Bartesaghi and producer Aimee Schoof of Intrinsic Value Films partnered with Tempest to execute his vision of a film inspired by these lifestyles. For Schoof, working with Tempest elevated the film, especially the contributions from Darnell and Victor Lopez, who worked as stunt coordinators and consultants. “They all came together and created Tempest because they love parkour,” Schoof says. “But they’re all professional stunt people in the business, so they’re the best.”

Tempest teammate Shane “Thunder” Daniels doubled as the lead character despite Moseley’s enthusiasm to learn the techniques and do his own stunts.
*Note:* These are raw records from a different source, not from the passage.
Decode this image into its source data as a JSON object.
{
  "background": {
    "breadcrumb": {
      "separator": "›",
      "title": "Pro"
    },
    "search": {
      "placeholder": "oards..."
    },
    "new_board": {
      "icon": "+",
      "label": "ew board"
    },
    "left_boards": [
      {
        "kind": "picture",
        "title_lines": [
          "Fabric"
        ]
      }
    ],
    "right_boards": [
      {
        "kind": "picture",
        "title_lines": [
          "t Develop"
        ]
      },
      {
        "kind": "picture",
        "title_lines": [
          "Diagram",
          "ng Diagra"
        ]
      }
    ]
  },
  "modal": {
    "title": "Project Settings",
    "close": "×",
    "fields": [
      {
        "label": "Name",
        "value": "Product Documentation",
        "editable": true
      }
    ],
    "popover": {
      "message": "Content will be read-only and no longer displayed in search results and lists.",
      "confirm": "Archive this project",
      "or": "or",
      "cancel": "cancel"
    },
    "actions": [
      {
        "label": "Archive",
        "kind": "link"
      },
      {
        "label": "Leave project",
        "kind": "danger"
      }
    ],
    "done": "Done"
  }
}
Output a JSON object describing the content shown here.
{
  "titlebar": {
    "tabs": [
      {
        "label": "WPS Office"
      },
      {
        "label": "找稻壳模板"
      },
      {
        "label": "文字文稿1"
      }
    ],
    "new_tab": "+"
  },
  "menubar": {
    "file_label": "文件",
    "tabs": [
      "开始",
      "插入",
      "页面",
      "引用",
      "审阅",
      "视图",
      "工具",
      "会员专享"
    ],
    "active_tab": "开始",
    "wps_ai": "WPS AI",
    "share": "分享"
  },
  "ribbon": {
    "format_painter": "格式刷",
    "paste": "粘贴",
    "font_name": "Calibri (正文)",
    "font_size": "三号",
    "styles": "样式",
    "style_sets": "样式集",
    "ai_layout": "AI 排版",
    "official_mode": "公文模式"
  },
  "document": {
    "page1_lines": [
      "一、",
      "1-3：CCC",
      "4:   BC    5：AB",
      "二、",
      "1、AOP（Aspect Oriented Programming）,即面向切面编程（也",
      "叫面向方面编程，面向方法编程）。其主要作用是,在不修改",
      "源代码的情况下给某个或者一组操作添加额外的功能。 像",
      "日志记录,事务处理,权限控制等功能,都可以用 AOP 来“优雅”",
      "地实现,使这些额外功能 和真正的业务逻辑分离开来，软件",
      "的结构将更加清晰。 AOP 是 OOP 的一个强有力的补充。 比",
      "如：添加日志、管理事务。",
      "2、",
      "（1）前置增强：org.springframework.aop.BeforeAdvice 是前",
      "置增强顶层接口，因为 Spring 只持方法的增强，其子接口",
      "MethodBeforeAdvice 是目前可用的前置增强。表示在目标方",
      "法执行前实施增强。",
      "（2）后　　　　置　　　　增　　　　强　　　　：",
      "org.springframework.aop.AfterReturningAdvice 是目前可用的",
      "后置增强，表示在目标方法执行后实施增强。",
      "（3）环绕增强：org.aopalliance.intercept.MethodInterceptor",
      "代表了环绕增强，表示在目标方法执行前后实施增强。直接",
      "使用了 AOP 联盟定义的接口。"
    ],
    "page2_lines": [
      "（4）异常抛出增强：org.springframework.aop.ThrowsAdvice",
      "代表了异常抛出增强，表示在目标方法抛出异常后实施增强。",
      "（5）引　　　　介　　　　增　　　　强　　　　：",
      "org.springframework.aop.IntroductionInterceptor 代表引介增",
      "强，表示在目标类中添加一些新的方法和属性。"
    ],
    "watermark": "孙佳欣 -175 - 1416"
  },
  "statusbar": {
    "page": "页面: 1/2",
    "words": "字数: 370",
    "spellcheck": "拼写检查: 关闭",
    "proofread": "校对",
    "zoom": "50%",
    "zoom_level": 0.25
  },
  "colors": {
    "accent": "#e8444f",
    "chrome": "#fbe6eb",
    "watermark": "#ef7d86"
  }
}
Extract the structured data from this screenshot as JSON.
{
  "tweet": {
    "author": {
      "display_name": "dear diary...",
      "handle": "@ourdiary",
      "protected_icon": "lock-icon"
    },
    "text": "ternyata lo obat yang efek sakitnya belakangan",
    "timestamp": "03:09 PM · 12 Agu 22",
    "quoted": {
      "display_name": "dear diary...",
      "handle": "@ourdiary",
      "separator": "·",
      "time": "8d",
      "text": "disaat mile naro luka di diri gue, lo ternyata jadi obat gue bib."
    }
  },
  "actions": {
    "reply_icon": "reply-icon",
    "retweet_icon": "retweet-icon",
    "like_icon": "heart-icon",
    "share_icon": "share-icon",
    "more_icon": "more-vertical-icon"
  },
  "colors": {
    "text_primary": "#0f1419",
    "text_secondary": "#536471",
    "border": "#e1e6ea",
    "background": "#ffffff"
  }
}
Daniels, whose credits include The Amazing Spider-Man, After Earth, and 300: Rise of an Empire, first encountered parkour on the big screen with Foucan’s Casino Royale cameo. His involvement with Run, a story so close to his own lifestyle, was both personal and professional. “[Bartesaghi] did a good job because throughout the whole movie, whenever it came to a freerunning or parkour scene or the philosophy, he always came to us and asked us if this is how it would be, is this the kind of energy that this portrays?” Daniels says. Bartesaghi asked Daniels, an untested actor, to read for a few supporting roles. “That was out of the ordinary for me,” Daniels says. “Just to take me out of nowhere and have me read and see the belief he has in a person is inspiring. He showed that throughout the entire process of the movie.”

Bartesaghi shot Run in 3D, using a special camera rig instead of adding clunky special effects in post-production. Filming the movie on New York City rooftops in the middle of January provided its own set of obstacles. “The cameras were shutting down because it was too cold,” Bartesaghi recalls. But watching the Tempest team piece together the chase scenes made up for the weather. “The inspiring process of a freerunner trying to find the best path to go from one place to the other, how they used New York’s landscape, and to see them working together to find the most exciting sequence was great,” he says.

The community aspect of parkour was present throughout the making of the movie. “It was incredible to see people coming from different experiences, different backgrounds,” Bartesaghi explains. “All of them have found in freerunning and parkour a reason to get better, aspire to a better life. That was kind of the theme of our movie. They brought real life to the movie.”